The F-22 passed milestone II in 1991. At that time, the Air Force planned to acquire 648 F-22 operational aircraft at a cost of $86.6 billion. After the Bottom Up Review, completed by DOD in September 1993, the planned quantity of F-22s was reduced to 442 at an estimated cost of $71.6 billion.
A $9.55 billion contract for Engineering and Manufacturing Development (EMD) of the F-22 was awarded to the industry team of Boeing and Lockheed Martin in August 1991. Contract changes since then have elevated the contract value to approximately $11 billion. Under terms of the contract, the F-22 team will complete the design of the aircraft, produce production tooling for the program, and build and test nine flightworthy and two ground-test aircraft.

A Joint Estimate Team was chartered in June 1996 to review the F-22 program cost and schedule. JET concluded that the F-22 engineering and manufacturing development program would require additional time and funding to reduce risk before the F-22 enters production. JET estimated that the development cost would increase by about $1.45 billion. Also, JET concluded that F-22 production cost could grow by about $13 billion (from $48 billion to $61 billion) unless offset by various cost avoidance actions. As a result of the JET review the program was restructured, requiring an additional $2.2 billion be added to the EMD budget and 12 months be added to the schedule to ensure the achievement of a producible, affordable design prior to entering production. The program restructure allowed sourcing within F-22 program funds by deleting the three pre-production aircraft and slowing the production ramp. Potential for cost growth in production was contained within current budget estimate through cost reduction initiatives formalized in a government/industry memorandum of agreement. The Defense Acquisition Board principals reviewed the restructured program strategy and on February 11, 1997 the Defense Acquisition Executive issued an Acquisition Defense Memorandum approving the strategy.

The Quadrennial Defense Review Reportwhich was released in mid-May 1997, reduced the F-22 overall production quantity from 438 to 339, slowed the Low Rate Initial Production ramp from 70 to 58, and reduced the maximum production rate from 48 to 36 aircraft per year.

The F-22 EMD program marked a successful first flight on September 7, 1997. The flight test program, which has already begun in Marietta, Georgia, will continue at Edwards AFB, California through the year 2001. Low rate production is scheduled to begin in FY99. The aircraft production rate will gradually increase to 36 aircraft per year in FY 2004, and will continue that rate until all 339 aircraft have been built (projected to be complete in 2013). Initial Operational Capability of one operational squadron is slated for December 2005.
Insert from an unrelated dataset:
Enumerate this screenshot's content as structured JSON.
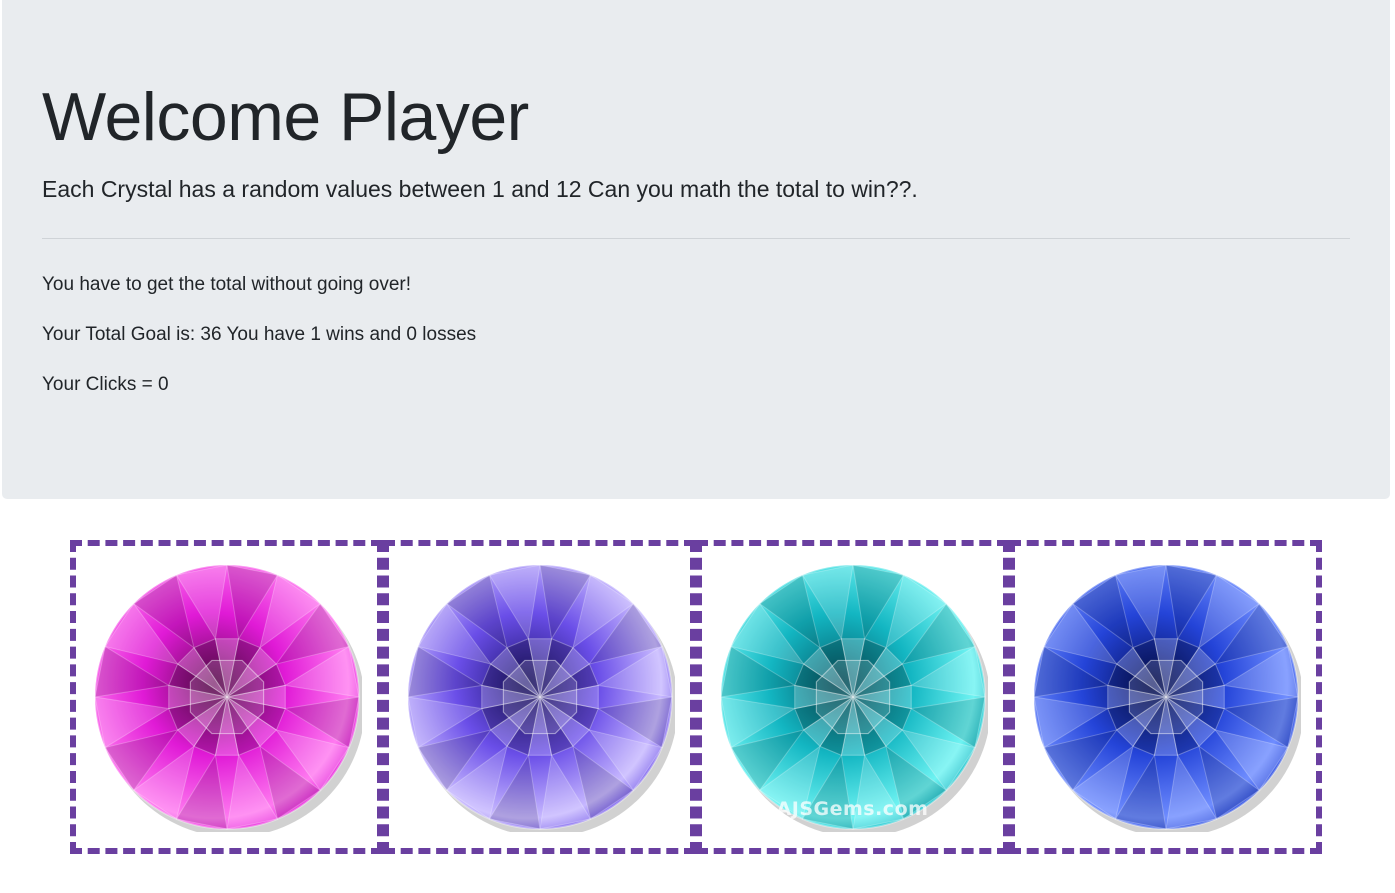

The F-15 fleet is experiencing problems with avionics parts obsolescence, and the average age of the fleet will be more than 30 years when the last F-22 is delivered in 2013. But the current inventory of F-15s can be economically maintained in a structurally sound condition until 2015 or later. None of the 918 F-15s that were in the inventory in July 1992 will begin to exceed their expected economic service lives until 2014 ... Continue to read: F-22 Raptor fighter

Continue to next page: F-22 Raptor fighter


Previous:F-117 Next:F/A-22